One area where Francis believes we need to change our focus is how we view work.  I found this section of the encyclical letter to be very interesting, for one of the advances of the Lutheran Reformation was an appreciation of ordinary life and the theological concept that every person is called and empowered by the Holy Spirit to a vocation.  Francis writes that “We were created with a vocation to work. . . .  Work should be the setting for . . . rich personal growth, where many aspects of life enter into play: creativity, planning for the future, developing our talents, living out our values, relating to others, [and] giving glory to God.”  But, he warns that the meaning of work has lost this rich understanding as we focus on market forces and technological advances.  His worry is that as technology replaces much ordinary labor we lose the very activity that brings meaning and purpose to most people’s lives.  “Work is a necessity,” he writes, “part of the meaning of life on this earth, a path to growth, human development and personal fulfillment.”  What Francis advocates is business that invests in the real economy—the work of real people.

 

Recent human culture may have led us down a path that has resulted in environmental damage and huge inequalities, but we can reform ourselves.  We can repent.  We can change.  And so next week we’ll begin to look at what contributions Christian spirituality might make to transforming human culture and healing the problems of the world.  Over the next few weeks we will explore the mystery of the universe, the ultimate meaning of life, the common good, and the path to renewal just in time for our season of Thanksgiving.

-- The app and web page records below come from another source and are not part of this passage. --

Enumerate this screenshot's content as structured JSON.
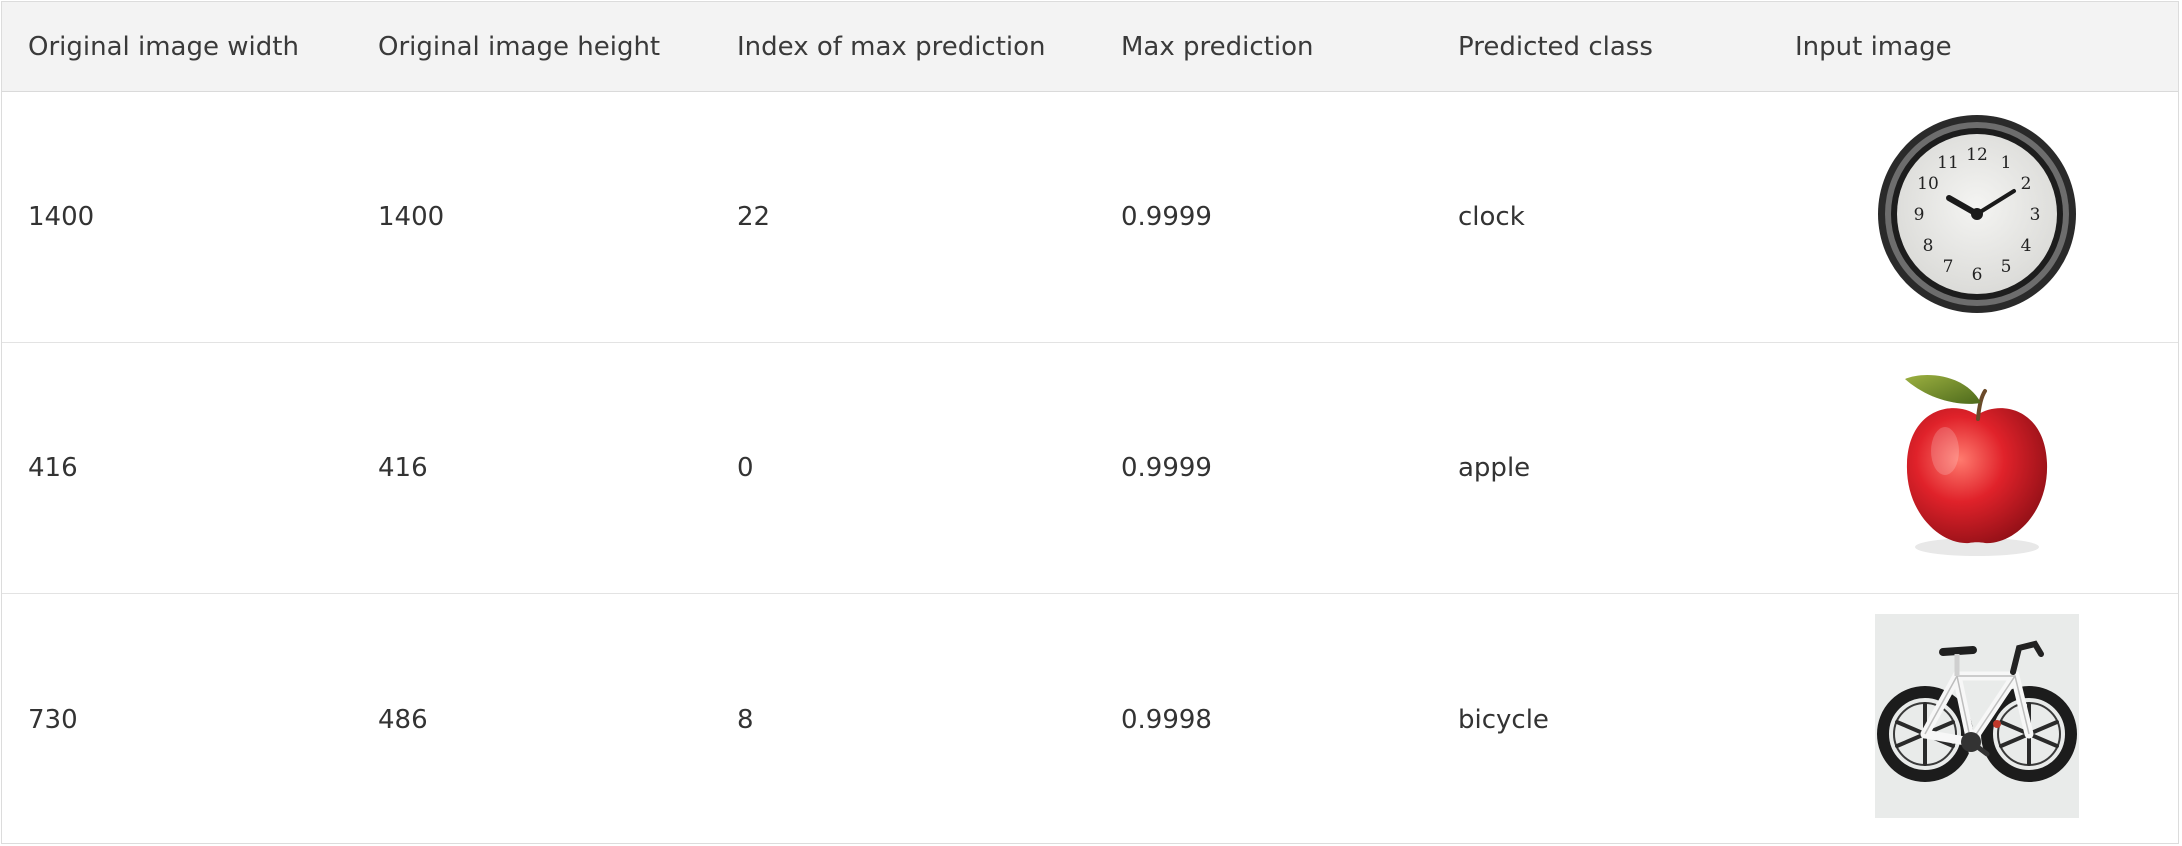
{
  "table": {
    "headers": [
      "Original image width",
      "Original image height",
      "Index of max prediction",
      "Max prediction",
      "Predicted class",
      "Input image"
    ],
    "rows": [
      {
        "width": "1400",
        "height": "1400",
        "index": "22",
        "max_prediction": "0.9999",
        "predicted_class": "clock",
        "image": "clock-image"
      },
      {
        "width": "416",
        "height": "416",
        "index": "0",
        "max_prediction": "0.9999",
        "predicted_class": "apple",
        "image": "apple-image"
      },
      {
        "width": "730",
        "height": "486",
        "index": "8",
        "max_prediction": "0.9998",
        "predicted_class": "bicycle",
        "image": "bicycle-image"
      }
    ]
  },
  "colors": {
    "header_background": "#f3f3f3",
    "border": "#dcdcdc",
    "text": "#333333"
  }
}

Last Sunday was most encouraging, as our children led us in worship, focusing on wisdom.  They shared with us very concrete issues for which they need wisdom, including bullying and understanding the world.  They also shared about how they’ve discovered wisdom in the bible, the church, and our spiritual tradition.

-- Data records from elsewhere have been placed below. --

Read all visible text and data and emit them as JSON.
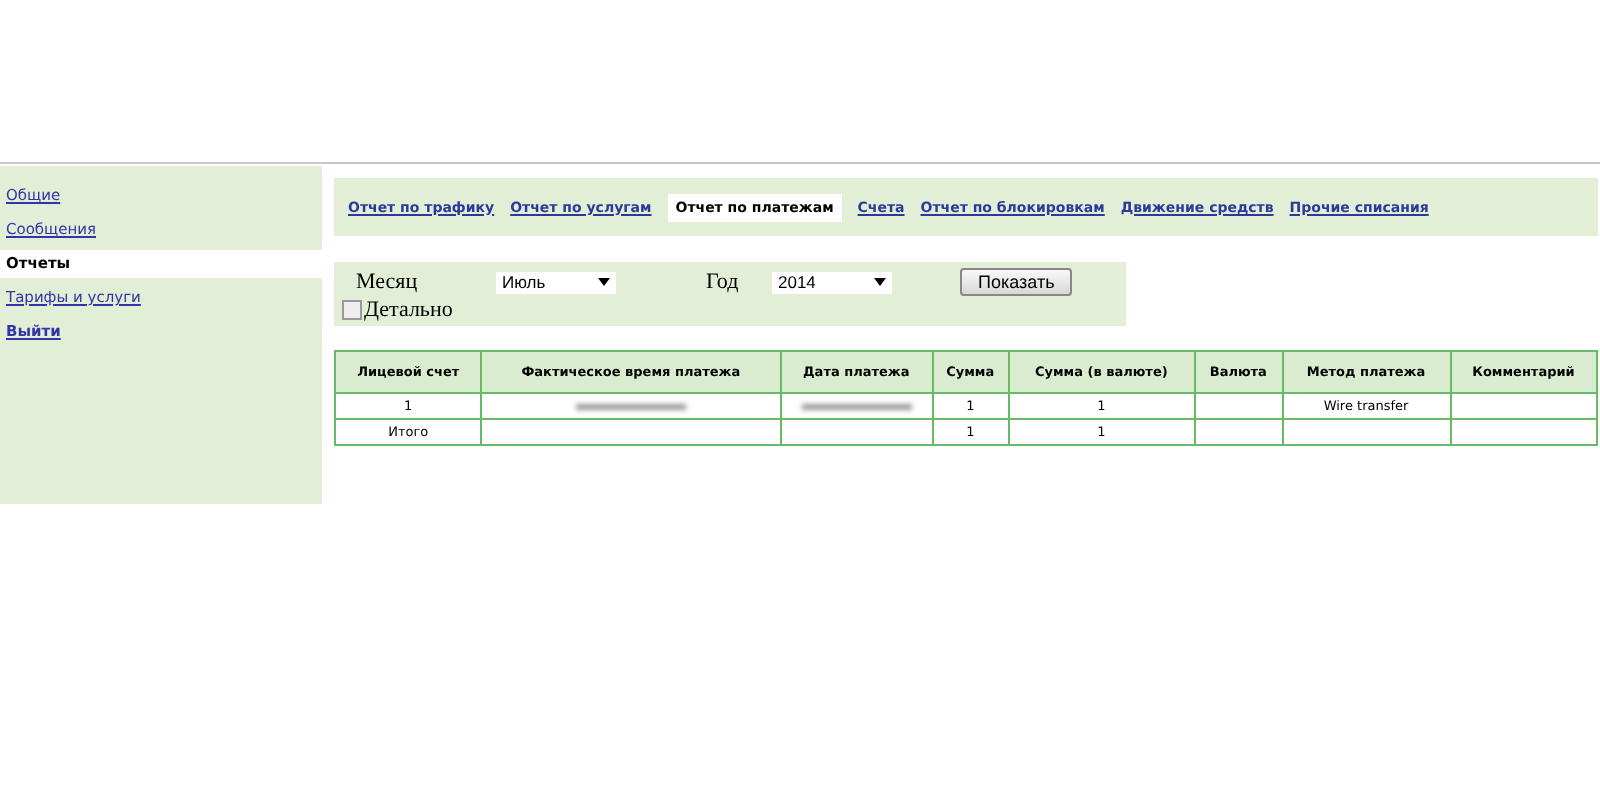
{
  "sidebar": {
    "items": [
      {
        "label": "Общие",
        "selected": false
      },
      {
        "label": "Сообщения",
        "selected": false
      },
      {
        "label": "Отчеты",
        "selected": true
      },
      {
        "label": "Тарифы и услуги",
        "selected": false
      },
      {
        "label": "Выйти",
        "selected": false
      }
    ]
  },
  "tabs": [
    {
      "label": "Отчет по трафику",
      "selected": false
    },
    {
      "label": "Отчет по услугам",
      "selected": false
    },
    {
      "label": "Отчет по платежам",
      "selected": true
    },
    {
      "label": "Счета",
      "selected": false
    },
    {
      "label": "Отчет по блокировкам",
      "selected": false
    },
    {
      "label": "Движение средств",
      "selected": false
    },
    {
      "label": "Прочие списания",
      "selected": false
    }
  ],
  "filters": {
    "month_label": "Месяц",
    "month_value": "Июль",
    "year_label": "Год",
    "year_value": "2014",
    "show_button": "Показать",
    "detail": {
      "label": "Детально",
      "checked": false
    }
  },
  "table": {
    "columns": [
      "Лицевой счет",
      "Фактическое время платежа",
      "Дата платежа",
      "Сумма",
      "Сумма (в валюте)",
      "Валюта",
      "Метод платежа",
      "Комментарий"
    ],
    "rows": [
      [
        {
          "text": "1"
        },
        {
          "redacted": true
        },
        {
          "redacted": true
        },
        {
          "text": "1"
        },
        {
          "text": "1"
        },
        {},
        {
          "text": "Wire transfer"
        },
        {}
      ],
      [
        {
          "text": "Итого"
        },
        {},
        {},
        {
          "text": "1"
        },
        {
          "text": "1"
        },
        {},
        {},
        {}
      ]
    ]
  }
}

498 years after Luther changed the world, we are raising a new generation of children who may lead us into a new reformation, an era less focused on domination and exploitation, and one focused on wisdom, beauty, contemplation, respect, and dialogue.  That is my prayer this Reformation Sunday.